(Data about app and page elements)
◇ ◇ ◇ ◇ ◇ ◇ ◇

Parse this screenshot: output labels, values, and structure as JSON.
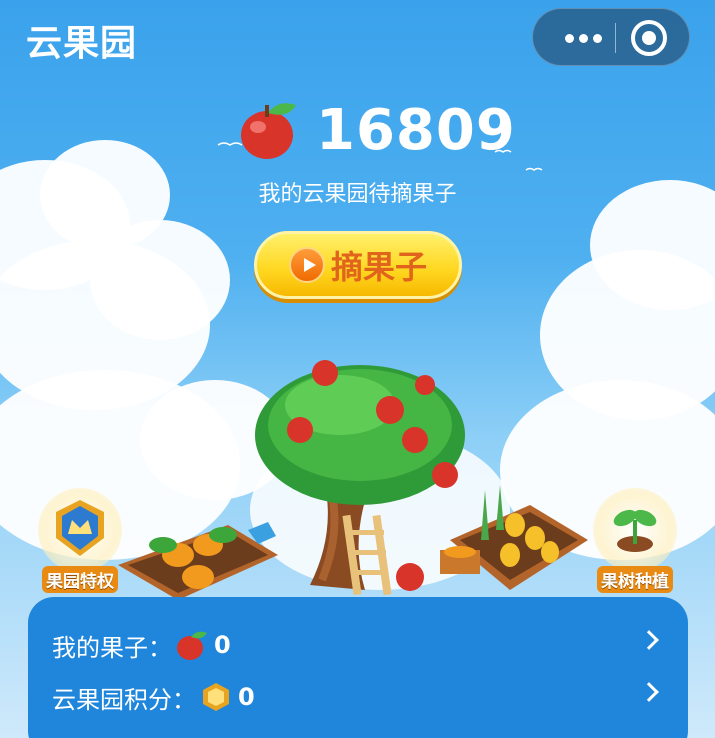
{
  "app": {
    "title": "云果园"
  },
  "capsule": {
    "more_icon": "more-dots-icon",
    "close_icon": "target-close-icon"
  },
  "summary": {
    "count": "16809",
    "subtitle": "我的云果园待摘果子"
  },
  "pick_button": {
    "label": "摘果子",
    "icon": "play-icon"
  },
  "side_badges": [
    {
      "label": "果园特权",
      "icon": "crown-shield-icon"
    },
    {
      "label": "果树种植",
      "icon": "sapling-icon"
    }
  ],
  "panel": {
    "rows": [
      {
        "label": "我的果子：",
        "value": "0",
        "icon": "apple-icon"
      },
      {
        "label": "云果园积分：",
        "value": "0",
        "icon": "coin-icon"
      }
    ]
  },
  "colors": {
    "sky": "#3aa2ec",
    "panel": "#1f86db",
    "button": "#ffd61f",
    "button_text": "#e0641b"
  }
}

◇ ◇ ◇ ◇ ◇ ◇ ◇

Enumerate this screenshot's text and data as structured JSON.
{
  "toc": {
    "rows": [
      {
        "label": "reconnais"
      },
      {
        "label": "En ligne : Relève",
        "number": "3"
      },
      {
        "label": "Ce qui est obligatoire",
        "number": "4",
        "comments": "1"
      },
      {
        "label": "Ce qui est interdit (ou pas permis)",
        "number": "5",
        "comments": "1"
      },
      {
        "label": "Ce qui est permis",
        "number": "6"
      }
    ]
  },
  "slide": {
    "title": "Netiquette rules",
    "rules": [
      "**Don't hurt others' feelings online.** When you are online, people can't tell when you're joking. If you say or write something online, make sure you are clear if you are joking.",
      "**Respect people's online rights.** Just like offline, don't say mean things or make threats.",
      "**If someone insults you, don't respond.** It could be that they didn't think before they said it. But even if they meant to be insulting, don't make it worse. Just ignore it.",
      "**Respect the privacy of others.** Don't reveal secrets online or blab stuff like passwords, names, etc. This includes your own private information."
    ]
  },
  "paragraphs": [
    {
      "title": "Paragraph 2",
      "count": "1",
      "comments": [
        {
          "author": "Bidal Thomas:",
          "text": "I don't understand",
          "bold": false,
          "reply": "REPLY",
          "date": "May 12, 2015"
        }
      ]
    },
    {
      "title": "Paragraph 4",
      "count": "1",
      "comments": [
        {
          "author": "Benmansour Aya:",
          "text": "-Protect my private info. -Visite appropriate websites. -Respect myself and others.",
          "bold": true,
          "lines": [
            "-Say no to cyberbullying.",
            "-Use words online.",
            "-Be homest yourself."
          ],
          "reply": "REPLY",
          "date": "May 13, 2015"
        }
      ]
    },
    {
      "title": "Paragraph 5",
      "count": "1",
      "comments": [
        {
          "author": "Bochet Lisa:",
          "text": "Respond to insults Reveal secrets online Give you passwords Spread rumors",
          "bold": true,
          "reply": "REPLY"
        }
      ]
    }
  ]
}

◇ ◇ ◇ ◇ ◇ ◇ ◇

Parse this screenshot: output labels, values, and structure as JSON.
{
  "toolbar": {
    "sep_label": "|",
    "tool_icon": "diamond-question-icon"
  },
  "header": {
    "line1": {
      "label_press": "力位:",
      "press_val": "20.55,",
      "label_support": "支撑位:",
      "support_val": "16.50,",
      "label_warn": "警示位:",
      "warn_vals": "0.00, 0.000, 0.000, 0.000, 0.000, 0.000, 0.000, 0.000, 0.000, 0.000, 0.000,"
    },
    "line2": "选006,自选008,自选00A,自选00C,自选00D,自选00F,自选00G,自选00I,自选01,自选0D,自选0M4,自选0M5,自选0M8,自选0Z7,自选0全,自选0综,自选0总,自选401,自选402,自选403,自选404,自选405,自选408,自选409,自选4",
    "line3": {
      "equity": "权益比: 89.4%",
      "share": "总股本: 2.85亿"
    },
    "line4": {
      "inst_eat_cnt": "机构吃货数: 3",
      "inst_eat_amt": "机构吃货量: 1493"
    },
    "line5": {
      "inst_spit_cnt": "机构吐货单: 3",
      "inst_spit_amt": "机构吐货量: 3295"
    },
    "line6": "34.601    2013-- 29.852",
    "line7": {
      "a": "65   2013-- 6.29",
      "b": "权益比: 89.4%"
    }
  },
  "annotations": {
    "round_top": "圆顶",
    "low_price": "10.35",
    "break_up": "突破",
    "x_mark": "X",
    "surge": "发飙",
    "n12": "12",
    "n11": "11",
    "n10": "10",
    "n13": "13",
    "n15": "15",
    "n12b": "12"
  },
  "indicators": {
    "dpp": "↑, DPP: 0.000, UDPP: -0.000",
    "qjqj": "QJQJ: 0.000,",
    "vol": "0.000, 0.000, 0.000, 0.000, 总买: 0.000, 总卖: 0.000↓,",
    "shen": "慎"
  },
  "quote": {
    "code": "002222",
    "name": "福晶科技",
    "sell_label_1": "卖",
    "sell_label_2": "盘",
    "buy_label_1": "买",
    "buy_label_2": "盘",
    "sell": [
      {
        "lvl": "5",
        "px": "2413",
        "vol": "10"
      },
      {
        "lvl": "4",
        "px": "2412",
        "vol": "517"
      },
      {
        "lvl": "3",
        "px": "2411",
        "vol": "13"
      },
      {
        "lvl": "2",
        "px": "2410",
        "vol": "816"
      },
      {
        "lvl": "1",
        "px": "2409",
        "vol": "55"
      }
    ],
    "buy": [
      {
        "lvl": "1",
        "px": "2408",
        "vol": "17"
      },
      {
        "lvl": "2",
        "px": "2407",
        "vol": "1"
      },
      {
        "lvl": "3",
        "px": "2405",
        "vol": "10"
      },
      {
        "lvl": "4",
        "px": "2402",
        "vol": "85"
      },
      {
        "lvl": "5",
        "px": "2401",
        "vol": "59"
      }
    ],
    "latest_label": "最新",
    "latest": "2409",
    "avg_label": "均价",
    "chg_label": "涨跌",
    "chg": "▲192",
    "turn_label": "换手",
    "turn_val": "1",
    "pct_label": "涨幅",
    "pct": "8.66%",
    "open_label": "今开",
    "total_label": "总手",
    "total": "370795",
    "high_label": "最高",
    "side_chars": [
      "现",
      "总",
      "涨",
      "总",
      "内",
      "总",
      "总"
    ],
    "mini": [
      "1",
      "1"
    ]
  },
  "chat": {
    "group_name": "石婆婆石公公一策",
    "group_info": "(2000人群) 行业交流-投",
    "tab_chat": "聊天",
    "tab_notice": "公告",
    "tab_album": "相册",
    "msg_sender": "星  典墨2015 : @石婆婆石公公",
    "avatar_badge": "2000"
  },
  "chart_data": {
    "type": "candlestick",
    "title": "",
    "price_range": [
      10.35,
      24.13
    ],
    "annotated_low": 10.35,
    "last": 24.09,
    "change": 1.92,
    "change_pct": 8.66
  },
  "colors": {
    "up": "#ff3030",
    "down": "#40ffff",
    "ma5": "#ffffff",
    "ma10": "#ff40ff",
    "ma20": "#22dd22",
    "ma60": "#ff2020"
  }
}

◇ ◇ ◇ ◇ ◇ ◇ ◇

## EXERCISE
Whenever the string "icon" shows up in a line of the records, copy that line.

## RESPONSE BELOW
    "more_icon": "more-dots-icon",
    "close_icon": "target-close-icon"
    "icon": "play-icon"
      "icon": "crown-shield-icon"
      "icon": "sapling-icon"
        "icon": "apple-icon"
        "icon": "coin-icon"
    "tool_icon": "diamond-question-icon"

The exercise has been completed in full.